Coming back to the aforementioned definition of the document by Suzanne Briet (“any concrete or symbolic indication, preserved or recorded, for reconstructing or for proving a phenomenon, whether physical or mental”), we can end this essay by putting forward the hypothesis of a pure document – that is, a document that would not constitute any indication of any sort; that would not reconstruct or prove anything. How to imagine a document that does not document anything, but that keeps its status nonetheless? In which form could the intensity (the signature) that produces a document exist without any link to any theory to prove, to any hypothesis to validate, to any truth to confirm? What would remain? One option would be to describe this document of nothing with the same words used by Scholem in a well-known letter to Benjamin: “it does not signify, yet still affirms itself by the fact that it is in force”[12]. Or we might define it as a bare document (a reference to the concept of bare life): such an entity would be a document not linked to any act of speech, unlinked to logos before or beyond it.

In any case, reflecting about such a degree zero of the document shall be a necessary task for further analyses.

We have presented two examples of how the massacre of Simone Pianetti has been transmitted: the flyers and the literary account by Ashton Wolfe. Needless to say, such sources take up the status of variations themselves. In both cases, their status as historical documents is purely a matter of convention, of acceptance, of context. The readers’ attention will be drawn to the difficulties we experience when trying to accept something – anything, actually – as a document, which means crediting it with an absolute and undeniable connection to the idea of truth.

[1] Maurice Halbwachs, La mémoire collective, Presses
Universitaires de France, Paris 1950.

[2] “They destroyed all the fruits of my labour through cruel hatred. I endured such infamy until my heart claimed revenge! The rifle was beside me... and a tremendous anger erupted inside me.”

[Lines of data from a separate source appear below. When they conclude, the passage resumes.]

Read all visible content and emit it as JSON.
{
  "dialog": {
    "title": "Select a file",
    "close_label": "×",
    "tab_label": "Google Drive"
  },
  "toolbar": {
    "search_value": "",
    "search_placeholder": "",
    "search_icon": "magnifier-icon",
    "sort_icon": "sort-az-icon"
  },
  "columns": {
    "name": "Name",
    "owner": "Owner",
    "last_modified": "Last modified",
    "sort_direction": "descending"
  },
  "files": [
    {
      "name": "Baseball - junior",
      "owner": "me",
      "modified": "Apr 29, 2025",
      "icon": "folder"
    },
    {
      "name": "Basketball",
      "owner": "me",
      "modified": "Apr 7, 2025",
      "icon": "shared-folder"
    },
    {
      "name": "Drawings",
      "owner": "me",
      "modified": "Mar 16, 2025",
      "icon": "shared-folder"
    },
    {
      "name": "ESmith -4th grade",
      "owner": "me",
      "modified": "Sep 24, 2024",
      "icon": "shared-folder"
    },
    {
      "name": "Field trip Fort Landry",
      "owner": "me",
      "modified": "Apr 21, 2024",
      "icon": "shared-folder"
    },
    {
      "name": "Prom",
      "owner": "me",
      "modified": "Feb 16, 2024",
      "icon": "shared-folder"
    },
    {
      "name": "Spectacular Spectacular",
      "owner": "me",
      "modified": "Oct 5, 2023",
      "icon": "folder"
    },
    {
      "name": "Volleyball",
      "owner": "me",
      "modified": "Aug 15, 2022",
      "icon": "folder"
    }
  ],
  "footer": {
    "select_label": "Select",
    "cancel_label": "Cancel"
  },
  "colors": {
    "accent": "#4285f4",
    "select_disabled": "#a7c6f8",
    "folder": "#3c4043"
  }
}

[3] Harry Ashton-Wolfe, Crimes of Violence and Revenge, The Riverside Press, Boston 1929.

[4] Peter Brook, The empty space, Touchstone 1968.

[5] Suzanne Briet, Qu'est-ce que la documentation?, Éditions documentaires, industrielles et techniques, Paris, 1951.

[6] An object can operate as a document in one context but not in another: for example, if a war fiction movie may not be considered a document for a history of war, it may be for a history of cinema.

[7] Émile Benveniste, Problèmes de linguistique générale, 1, Gallimard, Paris 1966.

[8] Émile Benveniste, Le vocabulaire des institutions indo-européennes, Editions de Minuit, Paris 1969.

[9] Giorgio Agamben, Il sacramento del linguaggio. Archeologia del giuramento. Homo sacer II, 3, Laterza, Roma-Bari 2008.

[10] Ibid.

[11] Ibid.

[12] Benjamin-Scholem, Briefswechsel 19333-40, Frankfurt am Main 1988, quoted in Giorgio Agamben, Homo Sacer, Einaudi, Torino 1995.